■ **PROBLEM DETAILS**
Retype the data below verbatim; pictures do not belong in the copy.

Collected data
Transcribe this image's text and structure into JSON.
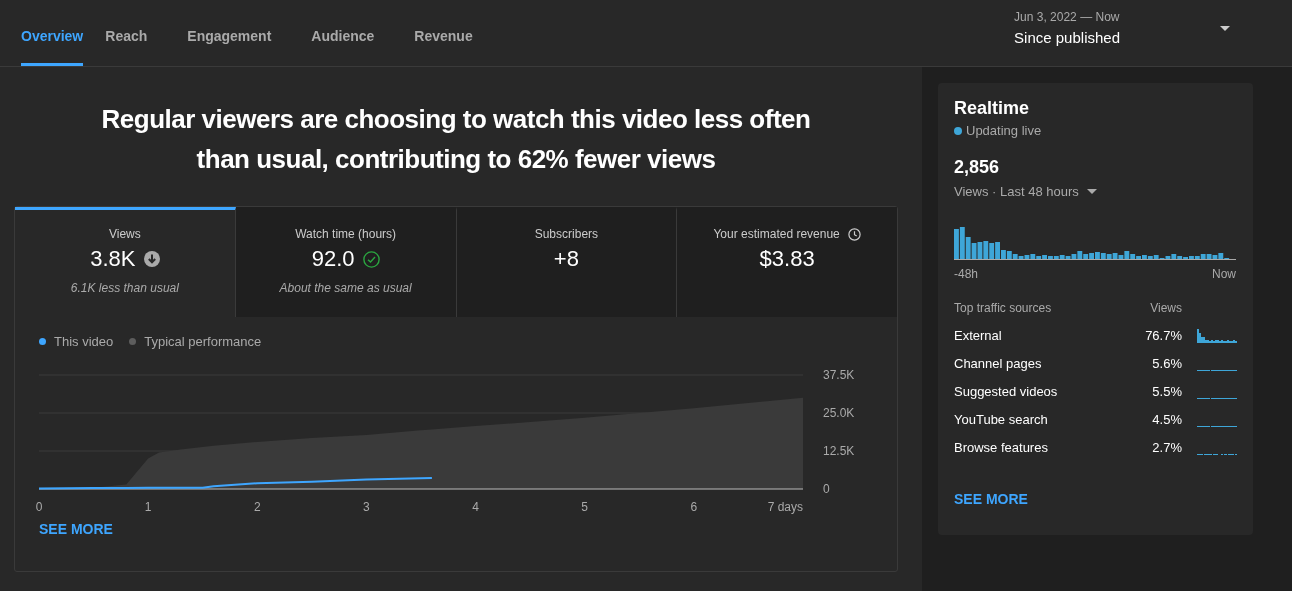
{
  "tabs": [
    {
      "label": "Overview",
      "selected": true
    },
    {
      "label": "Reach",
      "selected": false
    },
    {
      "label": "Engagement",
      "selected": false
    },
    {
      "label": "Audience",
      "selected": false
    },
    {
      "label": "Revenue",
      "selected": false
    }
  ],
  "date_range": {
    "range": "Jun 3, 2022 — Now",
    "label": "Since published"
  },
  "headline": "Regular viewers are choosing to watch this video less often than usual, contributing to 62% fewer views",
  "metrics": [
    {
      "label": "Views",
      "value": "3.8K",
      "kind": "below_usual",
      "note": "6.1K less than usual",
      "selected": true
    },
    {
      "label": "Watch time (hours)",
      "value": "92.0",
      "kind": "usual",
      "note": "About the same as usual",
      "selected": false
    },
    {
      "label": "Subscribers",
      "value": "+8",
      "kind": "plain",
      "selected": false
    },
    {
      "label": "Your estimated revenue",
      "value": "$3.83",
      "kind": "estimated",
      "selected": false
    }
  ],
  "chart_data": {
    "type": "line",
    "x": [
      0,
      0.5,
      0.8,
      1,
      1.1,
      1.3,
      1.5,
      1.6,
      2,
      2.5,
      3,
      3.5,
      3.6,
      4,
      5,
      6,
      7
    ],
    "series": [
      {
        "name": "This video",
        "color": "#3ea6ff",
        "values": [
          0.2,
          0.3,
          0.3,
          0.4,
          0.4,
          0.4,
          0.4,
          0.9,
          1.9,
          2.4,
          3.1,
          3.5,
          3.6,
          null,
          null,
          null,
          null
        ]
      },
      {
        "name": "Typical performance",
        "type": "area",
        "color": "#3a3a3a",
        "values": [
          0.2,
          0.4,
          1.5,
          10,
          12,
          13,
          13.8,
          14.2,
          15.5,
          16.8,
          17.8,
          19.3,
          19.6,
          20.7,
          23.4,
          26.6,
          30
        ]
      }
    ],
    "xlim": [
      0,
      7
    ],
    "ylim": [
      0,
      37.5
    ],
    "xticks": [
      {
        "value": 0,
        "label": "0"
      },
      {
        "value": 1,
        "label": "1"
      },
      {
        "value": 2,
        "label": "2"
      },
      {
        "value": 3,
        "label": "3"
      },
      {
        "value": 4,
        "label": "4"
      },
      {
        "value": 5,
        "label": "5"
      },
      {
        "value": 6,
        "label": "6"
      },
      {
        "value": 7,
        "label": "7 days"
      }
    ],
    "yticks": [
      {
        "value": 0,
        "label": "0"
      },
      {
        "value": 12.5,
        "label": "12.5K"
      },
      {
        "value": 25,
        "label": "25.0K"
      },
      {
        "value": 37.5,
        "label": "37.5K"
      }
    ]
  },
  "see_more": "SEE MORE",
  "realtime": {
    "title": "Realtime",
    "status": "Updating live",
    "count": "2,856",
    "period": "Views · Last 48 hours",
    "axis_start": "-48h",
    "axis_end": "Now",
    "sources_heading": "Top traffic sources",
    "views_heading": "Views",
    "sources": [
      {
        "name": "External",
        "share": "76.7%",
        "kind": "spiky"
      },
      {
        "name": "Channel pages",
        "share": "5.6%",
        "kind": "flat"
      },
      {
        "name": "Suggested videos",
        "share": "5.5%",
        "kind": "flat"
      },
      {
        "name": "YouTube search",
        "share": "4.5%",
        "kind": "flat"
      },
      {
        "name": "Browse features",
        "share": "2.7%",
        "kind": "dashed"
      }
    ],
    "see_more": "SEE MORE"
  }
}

■ **EXERCISE SOLUTION**
Transcribe this image's text and structure into JSON.
{
  "tabs": [
    {
      "label": "Overview",
      "selected": true
    },
    {
      "label": "Reach",
      "selected": false
    },
    {
      "label": "Engagement",
      "selected": false
    },
    {
      "label": "Audience",
      "selected": false
    },
    {
      "label": "Revenue",
      "selected": false
    }
  ],
  "date_range": {
    "range": "Jun 3, 2022 — Now",
    "label": "Since published"
  },
  "headline": "Regular viewers are choosing to watch this video less often than usual, contributing to 62% fewer views",
  "metrics": [
    {
      "label": "Views",
      "value": "3.8K",
      "kind": "below_usual",
      "note": "6.1K less than usual",
      "selected": true
    },
    {
      "label": "Watch time (hours)",
      "value": "92.0",
      "kind": "usual",
      "note": "About the same as usual",
      "selected": false
    },
    {
      "label": "Subscribers",
      "value": "+8",
      "kind": "plain",
      "selected": false
    },
    {
      "label": "Your estimated revenue",
      "value": "$3.83",
      "kind": "estimated",
      "selected": false
    }
  ],
  "chart_data": {
    "type": "line",
    "x": [
      0,
      0.5,
      0.8,
      1,
      1.1,
      1.3,
      1.5,
      1.6,
      2,
      2.5,
      3,
      3.5,
      3.6,
      4,
      5,
      6,
      7
    ],
    "series": [
      {
        "name": "This video",
        "color": "#3ea6ff",
        "values": [
          0.2,
          0.3,
          0.3,
          0.4,
          0.4,
          0.4,
          0.4,
          0.9,
          1.9,
          2.4,
          3.1,
          3.5,
          3.6,
          null,
          null,
          null,
          null
        ]
      },
      {
        "name": "Typical performance",
        "type": "area",
        "color": "#3a3a3a",
        "values": [
          0.2,
          0.4,
          1.5,
          10,
          12,
          13,
          13.8,
          14.2,
          15.5,
          16.8,
          17.8,
          19.3,
          19.6,
          20.7,
          23.4,
          26.6,
          30
        ]
      }
    ],
    "xlim": [
      0,
      7
    ],
    "ylim": [
      0,
      37.5
    ],
    "xticks": [
      {
        "value": 0,
        "label": "0"
      },
      {
        "value": 1,
        "label": "1"
      },
      {
        "value": 2,
        "label": "2"
      },
      {
        "value": 3,
        "label": "3"
      },
      {
        "value": 4,
        "label": "4"
      },
      {
        "value": 5,
        "label": "5"
      },
      {
        "value": 6,
        "label": "6"
      },
      {
        "value": 7,
        "label": "7 days"
      }
    ],
    "yticks": [
      {
        "value": 0,
        "label": "0"
      },
      {
        "value": 12.5,
        "label": "12.5K"
      },
      {
        "value": 25,
        "label": "25.0K"
      },
      {
        "value": 37.5,
        "label": "37.5K"
      }
    ]
  },
  "see_more": "SEE MORE",
  "realtime": {
    "title": "Realtime",
    "status": "Updating live",
    "count": "2,856",
    "period": "Views · Last 48 hours",
    "axis_start": "-48h",
    "axis_end": "Now",
    "sources_heading": "Top traffic sources",
    "views_heading": "Views",
    "sources": [
      {
        "name": "External",
        "share": "76.7%",
        "kind": "spiky"
      },
      {
        "name": "Channel pages",
        "share": "5.6%",
        "kind": "flat"
      },
      {
        "name": "Suggested videos",
        "share": "5.5%",
        "kind": "flat"
      },
      {
        "name": "YouTube search",
        "share": "4.5%",
        "kind": "flat"
      },
      {
        "name": "Browse features",
        "share": "2.7%",
        "kind": "dashed"
      }
    ],
    "see_more": "SEE MORE"
  }
}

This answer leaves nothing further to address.